(EXCERPTED RECORDS)

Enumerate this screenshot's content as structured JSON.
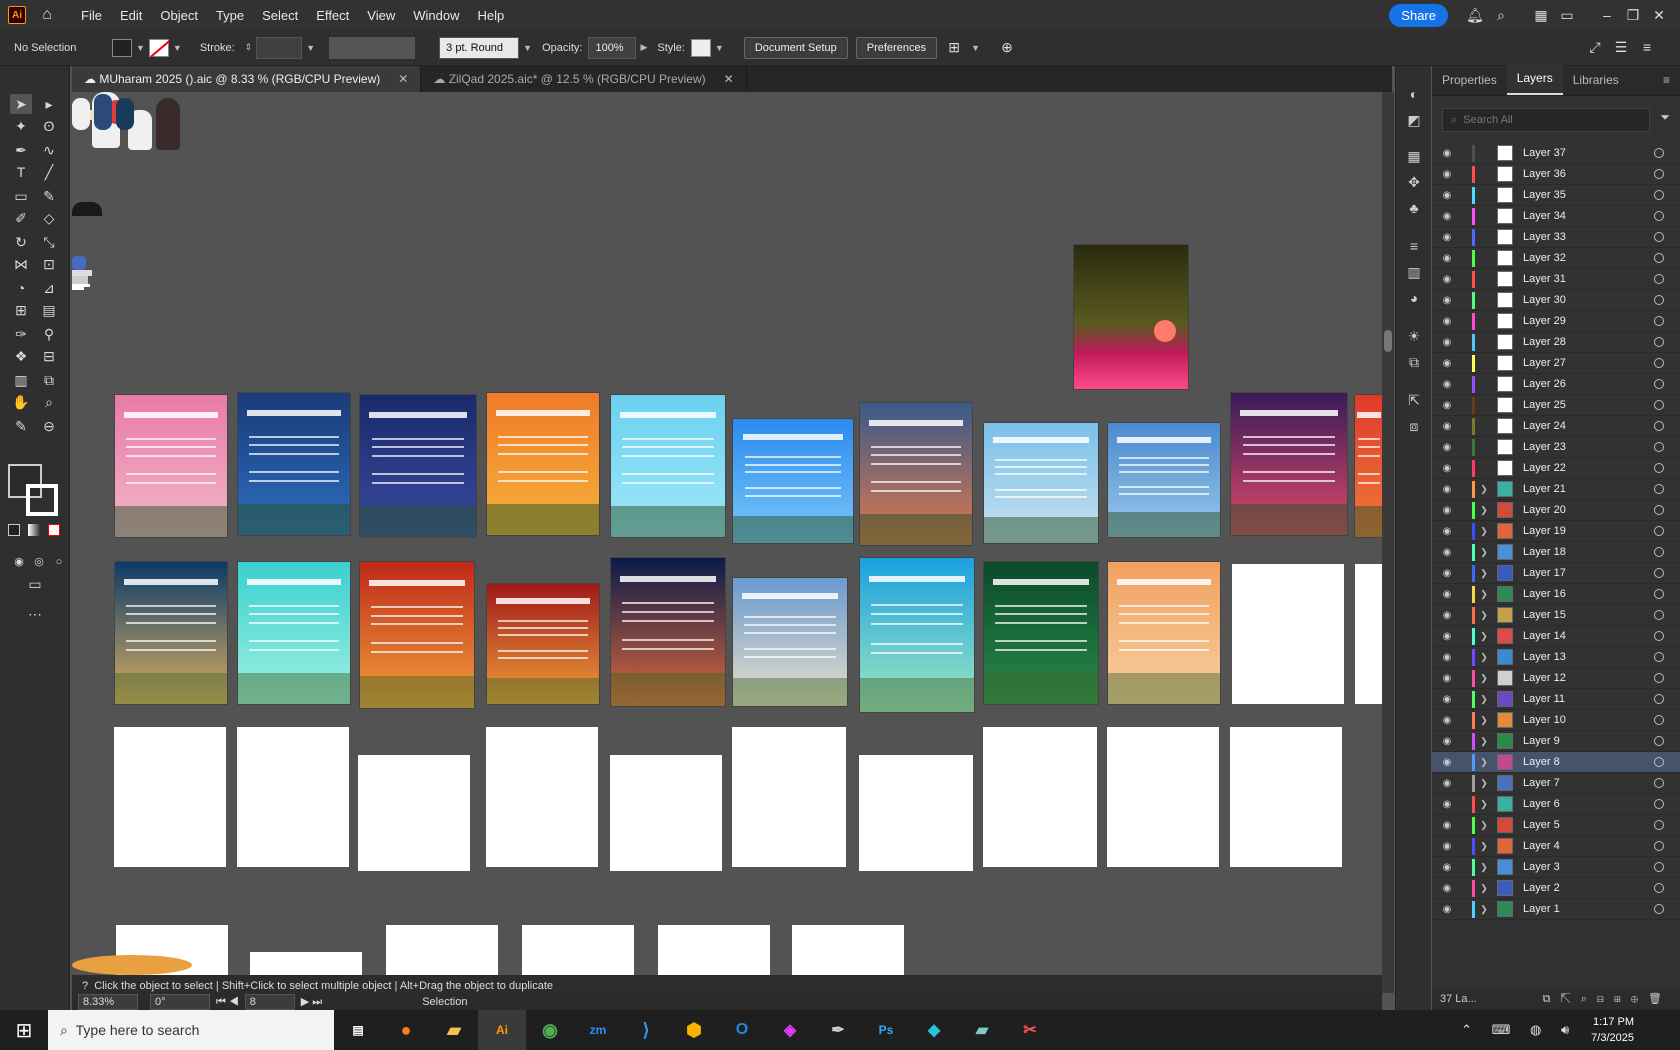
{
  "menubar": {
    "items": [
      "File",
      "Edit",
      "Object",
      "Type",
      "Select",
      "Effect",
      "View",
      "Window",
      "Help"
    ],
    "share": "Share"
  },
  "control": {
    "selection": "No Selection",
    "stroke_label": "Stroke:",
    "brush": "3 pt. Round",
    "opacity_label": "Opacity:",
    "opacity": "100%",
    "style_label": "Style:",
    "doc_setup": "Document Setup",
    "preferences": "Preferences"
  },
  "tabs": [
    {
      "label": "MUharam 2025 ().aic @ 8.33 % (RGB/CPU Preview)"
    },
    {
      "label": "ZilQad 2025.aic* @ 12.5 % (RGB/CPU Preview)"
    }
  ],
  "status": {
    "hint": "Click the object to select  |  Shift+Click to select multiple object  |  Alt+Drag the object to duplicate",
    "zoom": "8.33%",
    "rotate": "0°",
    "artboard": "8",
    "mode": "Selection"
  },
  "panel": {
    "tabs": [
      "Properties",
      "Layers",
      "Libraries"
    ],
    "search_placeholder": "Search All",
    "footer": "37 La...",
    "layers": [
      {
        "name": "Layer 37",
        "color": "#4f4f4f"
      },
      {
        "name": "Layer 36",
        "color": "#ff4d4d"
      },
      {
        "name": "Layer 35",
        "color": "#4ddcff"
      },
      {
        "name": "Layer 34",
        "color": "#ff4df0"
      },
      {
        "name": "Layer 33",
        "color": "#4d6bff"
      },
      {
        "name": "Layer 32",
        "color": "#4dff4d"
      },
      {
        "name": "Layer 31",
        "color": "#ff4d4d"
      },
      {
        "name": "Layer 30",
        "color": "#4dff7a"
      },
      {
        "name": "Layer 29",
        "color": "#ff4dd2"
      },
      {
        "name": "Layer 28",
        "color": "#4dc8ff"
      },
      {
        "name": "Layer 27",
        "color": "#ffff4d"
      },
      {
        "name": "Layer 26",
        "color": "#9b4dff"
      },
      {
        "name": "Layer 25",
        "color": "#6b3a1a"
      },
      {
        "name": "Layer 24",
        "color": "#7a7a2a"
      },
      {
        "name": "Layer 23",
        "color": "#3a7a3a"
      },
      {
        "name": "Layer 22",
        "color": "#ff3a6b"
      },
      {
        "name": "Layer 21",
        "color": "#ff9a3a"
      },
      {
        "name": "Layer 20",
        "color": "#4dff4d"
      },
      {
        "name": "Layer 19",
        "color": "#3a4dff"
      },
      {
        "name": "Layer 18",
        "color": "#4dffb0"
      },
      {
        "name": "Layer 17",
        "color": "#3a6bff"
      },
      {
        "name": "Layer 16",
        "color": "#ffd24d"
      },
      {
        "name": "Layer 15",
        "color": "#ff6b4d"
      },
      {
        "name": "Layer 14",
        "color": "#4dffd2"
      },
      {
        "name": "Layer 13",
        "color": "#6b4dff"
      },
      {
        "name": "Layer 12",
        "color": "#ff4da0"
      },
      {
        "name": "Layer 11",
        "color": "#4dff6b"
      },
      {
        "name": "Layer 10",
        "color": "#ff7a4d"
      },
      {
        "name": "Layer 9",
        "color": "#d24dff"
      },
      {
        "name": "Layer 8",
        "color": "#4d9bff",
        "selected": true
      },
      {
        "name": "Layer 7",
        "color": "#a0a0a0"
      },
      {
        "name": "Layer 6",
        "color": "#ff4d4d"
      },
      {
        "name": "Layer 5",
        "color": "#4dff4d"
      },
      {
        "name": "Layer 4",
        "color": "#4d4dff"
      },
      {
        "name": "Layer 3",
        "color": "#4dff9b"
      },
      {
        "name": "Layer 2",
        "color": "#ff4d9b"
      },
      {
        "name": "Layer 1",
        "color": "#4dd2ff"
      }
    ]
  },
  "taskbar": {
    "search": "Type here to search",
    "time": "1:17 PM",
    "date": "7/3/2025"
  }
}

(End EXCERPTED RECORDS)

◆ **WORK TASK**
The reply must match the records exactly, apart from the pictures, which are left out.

◆ **EXPECTED ANSWER**
Enumerate this screenshot's content as structured JSON.
{
  "menubar": {
    "items": [
      "File",
      "Edit",
      "Object",
      "Type",
      "Select",
      "Effect",
      "View",
      "Window",
      "Help"
    ],
    "share": "Share"
  },
  "control": {
    "selection": "No Selection",
    "stroke_label": "Stroke:",
    "brush": "3 pt. Round",
    "opacity_label": "Opacity:",
    "opacity": "100%",
    "style_label": "Style:",
    "doc_setup": "Document Setup",
    "preferences": "Preferences"
  },
  "tabs": [
    {
      "label": "MUharam 2025 ().aic @ 8.33 % (RGB/CPU Preview)"
    },
    {
      "label": "ZilQad 2025.aic* @ 12.5 % (RGB/CPU Preview)"
    }
  ],
  "status": {
    "hint": "Click the object to select  |  Shift+Click to select multiple object  |  Alt+Drag the object to duplicate",
    "zoom": "8.33%",
    "rotate": "0°",
    "artboard": "8",
    "mode": "Selection"
  },
  "panel": {
    "tabs": [
      "Properties",
      "Layers",
      "Libraries"
    ],
    "search_placeholder": "Search All",
    "footer": "37 La...",
    "layers": [
      {
        "name": "Layer 37",
        "color": "#4f4f4f"
      },
      {
        "name": "Layer 36",
        "color": "#ff4d4d"
      },
      {
        "name": "Layer 35",
        "color": "#4ddcff"
      },
      {
        "name": "Layer 34",
        "color": "#ff4df0"
      },
      {
        "name": "Layer 33",
        "color": "#4d6bff"
      },
      {
        "name": "Layer 32",
        "color": "#4dff4d"
      },
      {
        "name": "Layer 31",
        "color": "#ff4d4d"
      },
      {
        "name": "Layer 30",
        "color": "#4dff7a"
      },
      {
        "name": "Layer 29",
        "color": "#ff4dd2"
      },
      {
        "name": "Layer 28",
        "color": "#4dc8ff"
      },
      {
        "name": "Layer 27",
        "color": "#ffff4d"
      },
      {
        "name": "Layer 26",
        "color": "#9b4dff"
      },
      {
        "name": "Layer 25",
        "color": "#6b3a1a"
      },
      {
        "name": "Layer 24",
        "color": "#7a7a2a"
      },
      {
        "name": "Layer 23",
        "color": "#3a7a3a"
      },
      {
        "name": "Layer 22",
        "color": "#ff3a6b"
      },
      {
        "name": "Layer 21",
        "color": "#ff9a3a"
      },
      {
        "name": "Layer 20",
        "color": "#4dff4d"
      },
      {
        "name": "Layer 19",
        "color": "#3a4dff"
      },
      {
        "name": "Layer 18",
        "color": "#4dffb0"
      },
      {
        "name": "Layer 17",
        "color": "#3a6bff"
      },
      {
        "name": "Layer 16",
        "color": "#ffd24d"
      },
      {
        "name": "Layer 15",
        "color": "#ff6b4d"
      },
      {
        "name": "Layer 14",
        "color": "#4dffd2"
      },
      {
        "name": "Layer 13",
        "color": "#6b4dff"
      },
      {
        "name": "Layer 12",
        "color": "#ff4da0"
      },
      {
        "name": "Layer 11",
        "color": "#4dff6b"
      },
      {
        "name": "Layer 10",
        "color": "#ff7a4d"
      },
      {
        "name": "Layer 9",
        "color": "#d24dff"
      },
      {
        "name": "Layer 8",
        "color": "#4d9bff",
        "selected": true
      },
      {
        "name": "Layer 7",
        "color": "#a0a0a0"
      },
      {
        "name": "Layer 6",
        "color": "#ff4d4d"
      },
      {
        "name": "Layer 5",
        "color": "#4dff4d"
      },
      {
        "name": "Layer 4",
        "color": "#4d4dff"
      },
      {
        "name": "Layer 3",
        "color": "#4dff9b"
      },
      {
        "name": "Layer 2",
        "color": "#ff4d9b"
      },
      {
        "name": "Layer 1",
        "color": "#4dd2ff"
      }
    ]
  },
  "taskbar": {
    "search": "Type here to search",
    "time": "1:17 PM",
    "date": "7/3/2025"
  }
}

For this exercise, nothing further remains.